The European Union (EU) has challenged Malawi to be systematic in its positioning for international trade competitiveness if it is to reap the most of the existing market under the African Continental Free Trade Area (AfCFTA).
Representative of the EU delegation to Malawi at a validation workshop of the AfCFTA National Implementation Strategy Jose Maria Median Navaro said the local industry needed a radical boost.
Malawi is a signatory to the AfCFTA, which is expected to create the largest free-trade area in the world measured by the number of countries participating.
The pact connects 1.3 billion people across 55 countries with a combined gross domestic product (GDP) valued at $3.4 trillion.

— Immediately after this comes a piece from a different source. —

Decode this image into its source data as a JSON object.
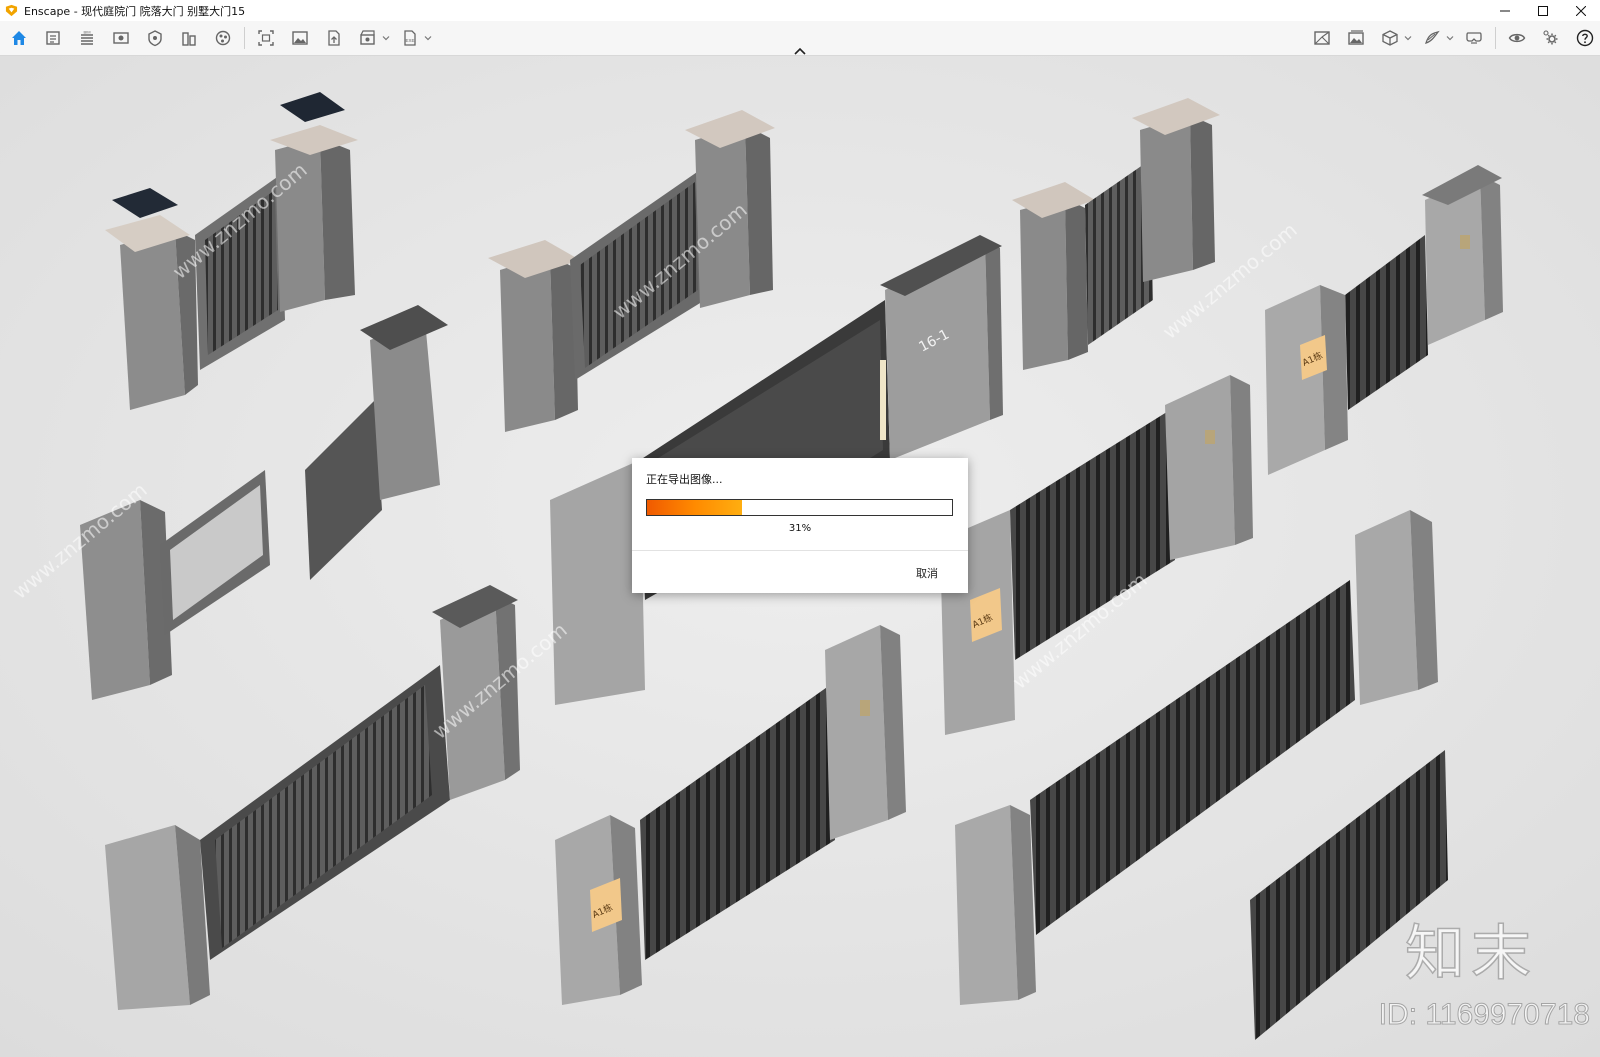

Ironically, this posses a great threat to Malawi, a net importer, as experts feel it would be perceived as a dumping ground.
Figures available show that, in the past two decades, Malawi’s trade deficit has more than doubled to nearly $2 billion, thereby putting massive pressure on the Balance of Payments position.
This has piled pressure on the local currency, the Kwacha, which has remained volatile in recent past.
“Should Malawi not be able to redress this pattern, the balance of payments position would be in peril, and Malawi’s macroeconomic fundamentals would be significantly affected, with the knock-on effects on an already impoverished population,” Navaro.
Key, according to Navaro, would be attract, protect and nurture foreign direct investment and industrialisation to Malawi.
However, the government feels the AfCFTA would constitute a definite part of the solution to closing the trade imbalance.
Director of Trade Clement Kumbemba said the strategy outlines markets and opportunities for Malawian products, value chains’ profitability, bottlenecks and solutions among others.
He rated the strategy as a roadmap to realising maximum benefits from the pact.
He added that ministries, government departments and agencies will also use the strategy to look at how they can address the challenges facing the manufacturing sector.
“The issue of energy problems will soon be a thing of the past because of the many energy projects government has lined up and the issues of transport and raw materials including adding value will also be addressed through government projects,” he said.
Even though Malawi ratified the pact early this year, the Malawi Confederation of Chambers of Commerce and Industry said Malawi stands to benefit less because of challenges such as energy, transport and a struggling manufacturing industry.
The pact is set to be implemented by countries that have ratified it from July 1, 2021.
Justin Mkweu is a fast growing reporter who currently works with Times Group on the business desk.
He is however flexible as he also writes about current affairs and national issues.